App and web page records:
----------
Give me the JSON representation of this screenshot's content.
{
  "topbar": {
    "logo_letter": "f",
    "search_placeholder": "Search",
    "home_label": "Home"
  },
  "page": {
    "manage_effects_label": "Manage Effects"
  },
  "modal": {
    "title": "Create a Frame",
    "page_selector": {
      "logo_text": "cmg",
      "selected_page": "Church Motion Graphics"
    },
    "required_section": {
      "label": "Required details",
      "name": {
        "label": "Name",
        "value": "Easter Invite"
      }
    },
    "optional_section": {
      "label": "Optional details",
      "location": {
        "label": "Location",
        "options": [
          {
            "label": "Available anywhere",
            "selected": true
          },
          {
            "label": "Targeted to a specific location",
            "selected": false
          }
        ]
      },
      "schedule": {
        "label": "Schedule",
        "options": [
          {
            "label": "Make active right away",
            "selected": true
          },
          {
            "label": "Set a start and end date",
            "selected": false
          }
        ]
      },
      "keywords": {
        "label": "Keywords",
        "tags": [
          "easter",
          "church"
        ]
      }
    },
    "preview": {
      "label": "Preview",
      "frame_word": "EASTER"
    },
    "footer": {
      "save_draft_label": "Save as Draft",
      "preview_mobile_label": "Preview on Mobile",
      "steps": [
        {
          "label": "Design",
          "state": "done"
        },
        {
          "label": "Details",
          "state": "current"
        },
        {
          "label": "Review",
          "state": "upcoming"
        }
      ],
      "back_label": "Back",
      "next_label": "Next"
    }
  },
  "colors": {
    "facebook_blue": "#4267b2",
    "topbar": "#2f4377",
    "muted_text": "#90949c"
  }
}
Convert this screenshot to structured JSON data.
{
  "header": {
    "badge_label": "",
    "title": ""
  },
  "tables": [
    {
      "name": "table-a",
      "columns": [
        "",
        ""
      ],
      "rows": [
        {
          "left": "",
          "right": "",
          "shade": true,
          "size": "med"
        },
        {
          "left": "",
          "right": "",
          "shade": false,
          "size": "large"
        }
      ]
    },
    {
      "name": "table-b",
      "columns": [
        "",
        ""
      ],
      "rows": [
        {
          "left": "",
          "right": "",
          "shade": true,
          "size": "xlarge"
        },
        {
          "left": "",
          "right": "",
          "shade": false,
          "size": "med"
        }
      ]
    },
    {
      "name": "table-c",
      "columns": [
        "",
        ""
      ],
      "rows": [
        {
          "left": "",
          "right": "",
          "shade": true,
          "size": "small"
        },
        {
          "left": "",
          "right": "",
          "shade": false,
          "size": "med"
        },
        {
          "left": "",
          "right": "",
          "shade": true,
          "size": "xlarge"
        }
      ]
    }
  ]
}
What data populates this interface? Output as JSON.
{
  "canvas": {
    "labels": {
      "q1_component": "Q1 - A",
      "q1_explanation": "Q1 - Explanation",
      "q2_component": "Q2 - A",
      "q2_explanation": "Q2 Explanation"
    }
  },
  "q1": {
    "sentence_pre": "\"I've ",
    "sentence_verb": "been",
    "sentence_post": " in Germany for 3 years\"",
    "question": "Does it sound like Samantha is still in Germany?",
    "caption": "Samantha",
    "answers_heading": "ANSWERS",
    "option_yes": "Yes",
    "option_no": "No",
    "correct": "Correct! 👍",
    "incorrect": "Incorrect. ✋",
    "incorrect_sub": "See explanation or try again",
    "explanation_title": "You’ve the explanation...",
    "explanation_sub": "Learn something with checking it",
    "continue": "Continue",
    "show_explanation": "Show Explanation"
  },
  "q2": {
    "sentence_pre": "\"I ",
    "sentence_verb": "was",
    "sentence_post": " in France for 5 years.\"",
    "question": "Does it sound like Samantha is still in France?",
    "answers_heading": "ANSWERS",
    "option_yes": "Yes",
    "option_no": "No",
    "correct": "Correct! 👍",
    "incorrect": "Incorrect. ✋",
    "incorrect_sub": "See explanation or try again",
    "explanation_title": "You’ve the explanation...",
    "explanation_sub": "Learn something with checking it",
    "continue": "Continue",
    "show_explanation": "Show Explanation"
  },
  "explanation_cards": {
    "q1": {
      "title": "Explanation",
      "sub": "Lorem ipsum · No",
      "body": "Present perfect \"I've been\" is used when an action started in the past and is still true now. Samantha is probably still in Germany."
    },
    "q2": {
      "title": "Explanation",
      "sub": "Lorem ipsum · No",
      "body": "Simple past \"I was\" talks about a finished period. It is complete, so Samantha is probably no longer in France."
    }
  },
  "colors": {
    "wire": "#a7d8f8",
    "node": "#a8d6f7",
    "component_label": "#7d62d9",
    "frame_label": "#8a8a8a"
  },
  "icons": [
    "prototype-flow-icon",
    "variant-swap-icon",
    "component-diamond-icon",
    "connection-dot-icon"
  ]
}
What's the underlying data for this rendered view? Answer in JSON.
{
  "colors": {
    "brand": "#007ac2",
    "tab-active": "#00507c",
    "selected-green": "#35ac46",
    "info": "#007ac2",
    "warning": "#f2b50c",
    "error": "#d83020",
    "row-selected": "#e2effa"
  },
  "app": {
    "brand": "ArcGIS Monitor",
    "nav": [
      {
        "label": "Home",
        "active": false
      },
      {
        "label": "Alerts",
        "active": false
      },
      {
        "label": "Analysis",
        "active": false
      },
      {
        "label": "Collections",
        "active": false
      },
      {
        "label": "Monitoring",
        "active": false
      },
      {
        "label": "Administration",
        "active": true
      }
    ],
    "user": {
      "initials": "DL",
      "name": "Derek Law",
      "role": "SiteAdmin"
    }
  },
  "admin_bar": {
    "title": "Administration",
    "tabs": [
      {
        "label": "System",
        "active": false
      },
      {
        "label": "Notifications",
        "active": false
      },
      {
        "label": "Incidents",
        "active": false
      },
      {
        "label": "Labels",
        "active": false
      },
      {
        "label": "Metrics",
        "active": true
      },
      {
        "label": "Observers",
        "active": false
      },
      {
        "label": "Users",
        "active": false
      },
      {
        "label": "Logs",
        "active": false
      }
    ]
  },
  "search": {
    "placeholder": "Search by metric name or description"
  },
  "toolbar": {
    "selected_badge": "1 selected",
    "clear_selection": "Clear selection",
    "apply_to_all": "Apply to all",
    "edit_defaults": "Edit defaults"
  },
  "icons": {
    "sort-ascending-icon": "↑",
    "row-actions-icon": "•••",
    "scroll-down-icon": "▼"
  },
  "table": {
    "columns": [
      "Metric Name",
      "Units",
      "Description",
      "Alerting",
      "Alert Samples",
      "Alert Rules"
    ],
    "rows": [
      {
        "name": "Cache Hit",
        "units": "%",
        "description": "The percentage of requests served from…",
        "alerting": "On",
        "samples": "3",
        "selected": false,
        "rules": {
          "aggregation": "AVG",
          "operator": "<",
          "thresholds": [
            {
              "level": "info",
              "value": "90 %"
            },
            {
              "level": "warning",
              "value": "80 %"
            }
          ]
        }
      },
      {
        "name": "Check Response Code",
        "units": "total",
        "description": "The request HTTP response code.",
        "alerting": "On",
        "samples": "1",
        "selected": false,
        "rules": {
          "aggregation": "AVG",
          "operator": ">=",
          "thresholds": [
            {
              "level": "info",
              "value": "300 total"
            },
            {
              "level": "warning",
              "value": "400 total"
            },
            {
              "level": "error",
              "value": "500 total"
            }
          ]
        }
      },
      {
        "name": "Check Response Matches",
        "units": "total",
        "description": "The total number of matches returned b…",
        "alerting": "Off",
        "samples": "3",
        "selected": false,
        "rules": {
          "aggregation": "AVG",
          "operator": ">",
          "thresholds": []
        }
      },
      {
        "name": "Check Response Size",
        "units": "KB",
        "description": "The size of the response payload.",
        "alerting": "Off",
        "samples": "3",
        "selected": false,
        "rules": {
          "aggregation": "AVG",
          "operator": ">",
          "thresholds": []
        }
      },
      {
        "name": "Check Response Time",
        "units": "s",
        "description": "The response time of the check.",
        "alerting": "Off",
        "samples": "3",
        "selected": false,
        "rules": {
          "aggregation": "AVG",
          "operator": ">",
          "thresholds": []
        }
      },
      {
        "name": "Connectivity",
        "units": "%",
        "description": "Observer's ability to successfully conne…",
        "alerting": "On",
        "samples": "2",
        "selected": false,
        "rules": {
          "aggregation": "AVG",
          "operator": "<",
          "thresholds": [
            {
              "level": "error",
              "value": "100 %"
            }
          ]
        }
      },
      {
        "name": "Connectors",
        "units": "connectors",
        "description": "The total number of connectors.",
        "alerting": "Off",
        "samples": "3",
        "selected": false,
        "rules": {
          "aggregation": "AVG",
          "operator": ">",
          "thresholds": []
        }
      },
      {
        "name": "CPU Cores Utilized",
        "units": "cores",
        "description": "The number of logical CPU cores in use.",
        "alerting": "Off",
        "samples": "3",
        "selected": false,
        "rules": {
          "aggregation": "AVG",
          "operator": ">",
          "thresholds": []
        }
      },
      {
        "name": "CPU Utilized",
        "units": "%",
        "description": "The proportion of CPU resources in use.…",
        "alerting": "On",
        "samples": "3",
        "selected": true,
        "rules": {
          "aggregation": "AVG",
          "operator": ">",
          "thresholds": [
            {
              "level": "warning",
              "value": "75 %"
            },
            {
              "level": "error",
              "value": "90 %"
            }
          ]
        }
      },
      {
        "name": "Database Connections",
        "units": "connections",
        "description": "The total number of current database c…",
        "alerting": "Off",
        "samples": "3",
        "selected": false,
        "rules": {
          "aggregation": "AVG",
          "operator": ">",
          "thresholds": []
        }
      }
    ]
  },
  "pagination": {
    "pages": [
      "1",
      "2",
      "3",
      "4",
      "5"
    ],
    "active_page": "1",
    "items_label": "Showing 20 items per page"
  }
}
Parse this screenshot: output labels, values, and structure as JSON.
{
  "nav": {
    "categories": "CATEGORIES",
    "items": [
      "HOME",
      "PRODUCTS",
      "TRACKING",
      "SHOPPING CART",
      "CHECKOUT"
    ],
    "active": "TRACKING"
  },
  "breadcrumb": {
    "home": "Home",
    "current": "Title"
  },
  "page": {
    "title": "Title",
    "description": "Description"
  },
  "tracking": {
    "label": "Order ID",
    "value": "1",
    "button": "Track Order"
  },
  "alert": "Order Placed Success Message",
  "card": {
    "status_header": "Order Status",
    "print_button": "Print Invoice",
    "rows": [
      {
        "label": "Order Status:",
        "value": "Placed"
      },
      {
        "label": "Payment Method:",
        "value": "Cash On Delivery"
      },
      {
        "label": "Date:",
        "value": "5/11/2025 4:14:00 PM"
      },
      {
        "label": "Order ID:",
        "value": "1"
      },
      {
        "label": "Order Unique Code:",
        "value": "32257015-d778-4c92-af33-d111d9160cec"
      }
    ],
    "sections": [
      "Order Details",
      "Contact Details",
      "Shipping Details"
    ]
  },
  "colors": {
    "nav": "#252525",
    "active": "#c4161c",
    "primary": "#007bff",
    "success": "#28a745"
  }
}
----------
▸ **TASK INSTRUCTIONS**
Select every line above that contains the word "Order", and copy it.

▸ **RESULT**
    "label": "Order ID",
    "button": "Track Order"
  "alert": "Order Placed Success Message",
    "status_header": "Order Status",
        "label": "Order Status:",
        "label": "Order ID:",
        "label": "Order Unique Code:",
      "Order Details",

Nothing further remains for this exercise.